Task: Please copy all of the data that follows exactly, leaving any pictures out.

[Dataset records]
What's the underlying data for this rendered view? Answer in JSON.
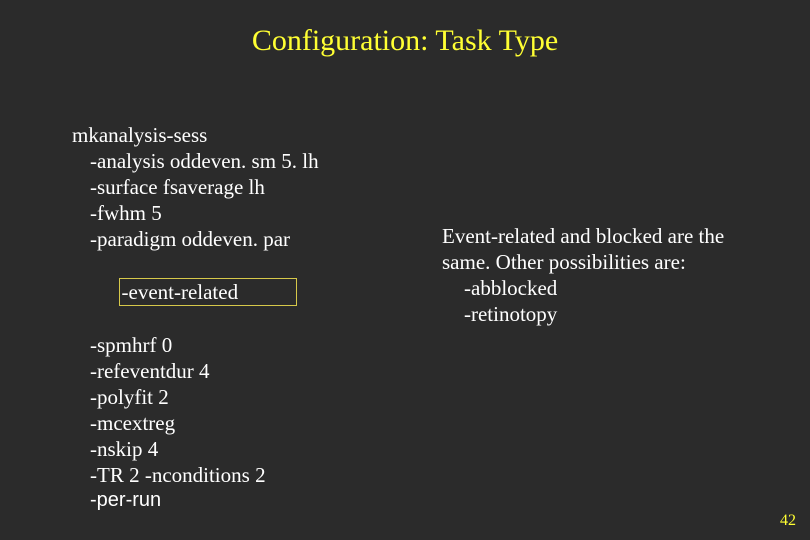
{
  "title": "Configuration: Task Type",
  "left": {
    "cmd": "mkanalysis-sess",
    "l1": "-analysis oddeven. sm 5. lh",
    "l2": "-surface fsaverage lh",
    "l3": "-fwhm 5",
    "l4": "-paradigm oddeven. par",
    "l5": "-event-related",
    "l6": "-spmhrf 0",
    "l7": "-refeventdur 4",
    "l8": "-polyfit 2",
    "l9": "-mcextreg",
    "l10": "-nskip 4",
    "l11": "-TR 2 -nconditions 2",
    "l12": "-per-run"
  },
  "right": {
    "line1": "Event-related and blocked are the",
    "line2": "same. Other possibilities are:",
    "opt1": "-abblocked",
    "opt2": "-retinotopy"
  },
  "page": "42"
}
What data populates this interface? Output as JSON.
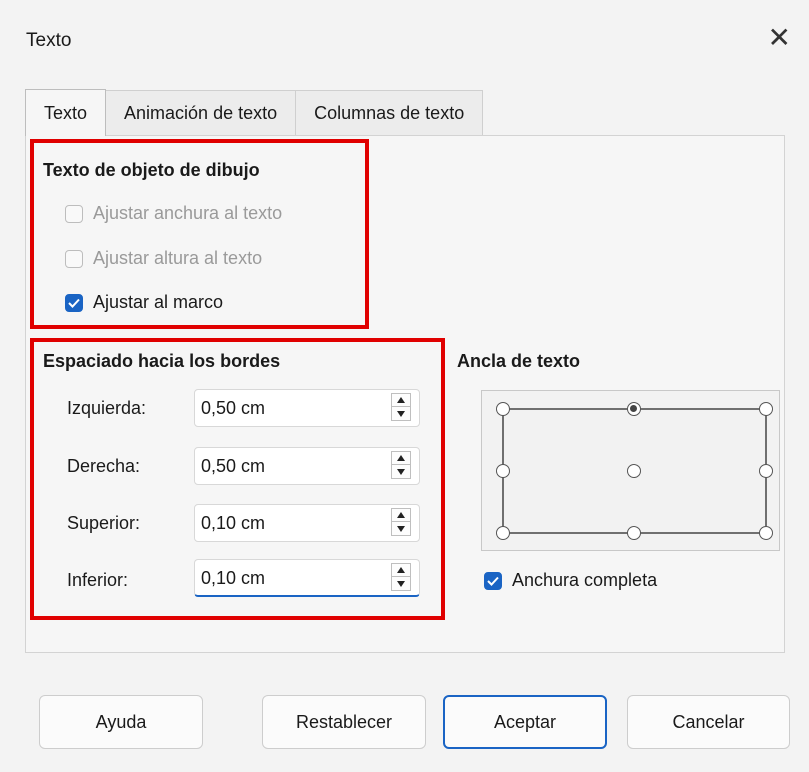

Final answer:
What's the underlying data for this rendered view? Answer in JSON.
{
  "title": "Configuration: Task Type",
  "left": {
    "cmd": "mkanalysis-sess",
    "l1": "-analysis oddeven. sm 5. lh",
    "l2": "-surface fsaverage lh",
    "l3": "-fwhm 5",
    "l4": "-paradigm oddeven. par",
    "l5": "-event-related",
    "l6": "-spmhrf 0",
    "l7": "-refeventdur 4",
    "l8": "-polyfit 2",
    "l9": "-mcextreg",
    "l10": "-nskip 4",
    "l11": "-TR 2 -nconditions 2",
    "l12": "-per-run"
  },
  "right": {
    "line1": "Event-related and blocked are the",
    "line2": "same. Other possibilities are:",
    "opt1": "-abblocked",
    "opt2": "-retinotopy"
  },
  "page": "42"
}
What data populates this interface? Output as JSON.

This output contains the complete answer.